A massive worktable laser system allows steel servicecenter to add new levels of value for its customers
Today, incremental improvement is no longer enough. Securing a long-term competitive advantage takes vision. That’s a quality that Debro Steel, a division of Premetalco Inc. (Brampton, Ontario, Canada), manifested in abundance when it became one of the first steel service centers in North America to deploy a 7.0 kW laser. This powerful machine, a TLX-1480 three-axis laser system from NTC America—Laser Group, (Novi, MI; www.ntclaser.com), enables this company to cut thicker parts and do it with precision and superior edge quality, improving their overall competitive position.
A 7.0-kW laser and 14 x 80 foot cutting table provides efficient processing of large parts.
“This was a calculated decision on the technology,” says Debro president Gunar Zenaitis, whose company had formerly relied on a four-head underwater plasma cutting system. Many of its competitors, though, had advanced to newer high-definition plasma systems. “Our market is well served with hi-def plasma machines,” notes Zenaitis, speaking of the heavily industrialized belt of southern Ontario from which Debro has traditionally drawn most of its customers. “So when we started looking at upgrading our cutting technology we had to ask ourselves do we want to be one of the pack with a hi-def system that’s just a little bit bigger or newer, or do we want to offer state of the art, high precision cutting with a laser?”
With the TLX, the company has clearly chosen the latter option. Designed to optimize the cutting of longer and thicker materials, these newly configured high-precision 3-axis lasers are fast, powerful, and more compact than traditional bridge-type laser systems with comparable work envelopes. The TLX series places the laser and chiller on the system’s gantry, providing for a smaller footprint and shorter beam path, which translates into space and labor savings, increased flexibility, and greater cutting quality. The cantilever design and redesigned controller both allow for easier loading and unloading of parts.
When Zenaitis joined the company in 2006, he was given a mandate to revitalize the business. A laser purchase was already being considered when he came onboard; however, it was a 6.0-kW laser system with a conventional cutting table. Zenaitis and his team opted instead for a game changing 7.0-kW laser with a massive 14 x 80 ft cutting table, along with modifications to the building in order to house the new table.
“The large table was a key part of our vision for this new system,” reports Zenaitis. “It opens the door for efficient processing of very large parts and, because of our ability to stage jobs, the faster processing of small parts. This versatility added with reduced part costs adds value for the customers and enhances their competitive position.”
He notes that the investment has also sent a good message to Debro’s employees. “By showing that we were prepared to reinvest in the company in tough times it demonstrated that we were in this for the long haul. This was a positive message, and both the challenges and the opportunities presented by the laser have been enthusiastically embraced by our people.”

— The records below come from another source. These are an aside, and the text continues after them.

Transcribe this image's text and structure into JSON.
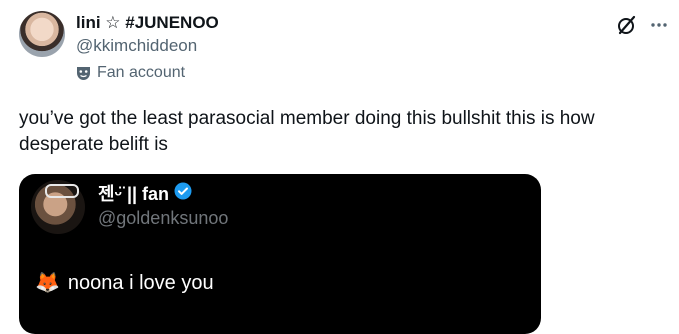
{
  "post": {
    "display_name": "lini ☆ #JUNENOO",
    "handle": "@kkimchiddeon",
    "label": "Fan account",
    "text": "you’ve got the least parasocial member doing this bullshit this is how desperate belift is"
  },
  "embedded": {
    "display_name": "젠ᵕ̈ || fan",
    "handle": "@goldenksunoo",
    "emoji": "🦊",
    "text": "noona i love you"
  },
  "icons": {
    "label_icon": "mask-icon",
    "grok": "grok-icon",
    "more": "more-icon",
    "verified": "verified-badge-icon"
  },
  "colors": {
    "text": "#0f1419",
    "secondary": "#536471",
    "verified": "#1d9bf0",
    "media_bg": "#000000"
  }
}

New economy, new approach
This system has enabled the company to provide new services and court new customers. “In the crane industry, for instance, where the long boom would normally be constructed from several parts using multiple weldments, we can now provide them with a laser cut 30-foot part saving them both time and money,” notes Zenaitis, citing one example among many. “Similarly, the expansive new table facilitates the production of long-run small parts, increasing our productivity and reducing the cost per part.” The addition of a conveyor system, which the company installed to help automate the laser’s production of smaller parts, further reduces costs for both Debro and its customers.
“This machine is producing a product that is significantly better than anything on the market...especially when compared to plasma or oxyfuel cutting,” observes Debro’s general sales manager David Vachon. “The parts the laser is now producing require less work after being cut. This means that we can produce a finished part rather than a semi-finished part.”
Zenaitis adds, “Creating added value like this through the elimination of redundant machining, welding, handling, and transportation results in a lower total cost for our customers. Improving our customers’ competitive position is the secret to our long-term success, which means better margins and better profitability for all of our supply partners.” He says that creating value in this way is more important today than ever before.
“Our customers are really challenging us to create the complex parts that they need and do so in a cost-effective manner,” he continues. “Since the installation we are seeing new orders and finding new customers that are interested in the long, laser-cut parts that we can produce.”
In the future Debro is looking to add forming capability to its value-added mix and to continue automating parts handling, thus increasing the laser’s beam-on time, boosting productivity, and further reducing the cost per part. “We have to be perceived as the best value for the money,” says Zenaitis. “That’s the goal we set for ourselves, and we are reaching it.
This article was adapted from material supplied by NTC America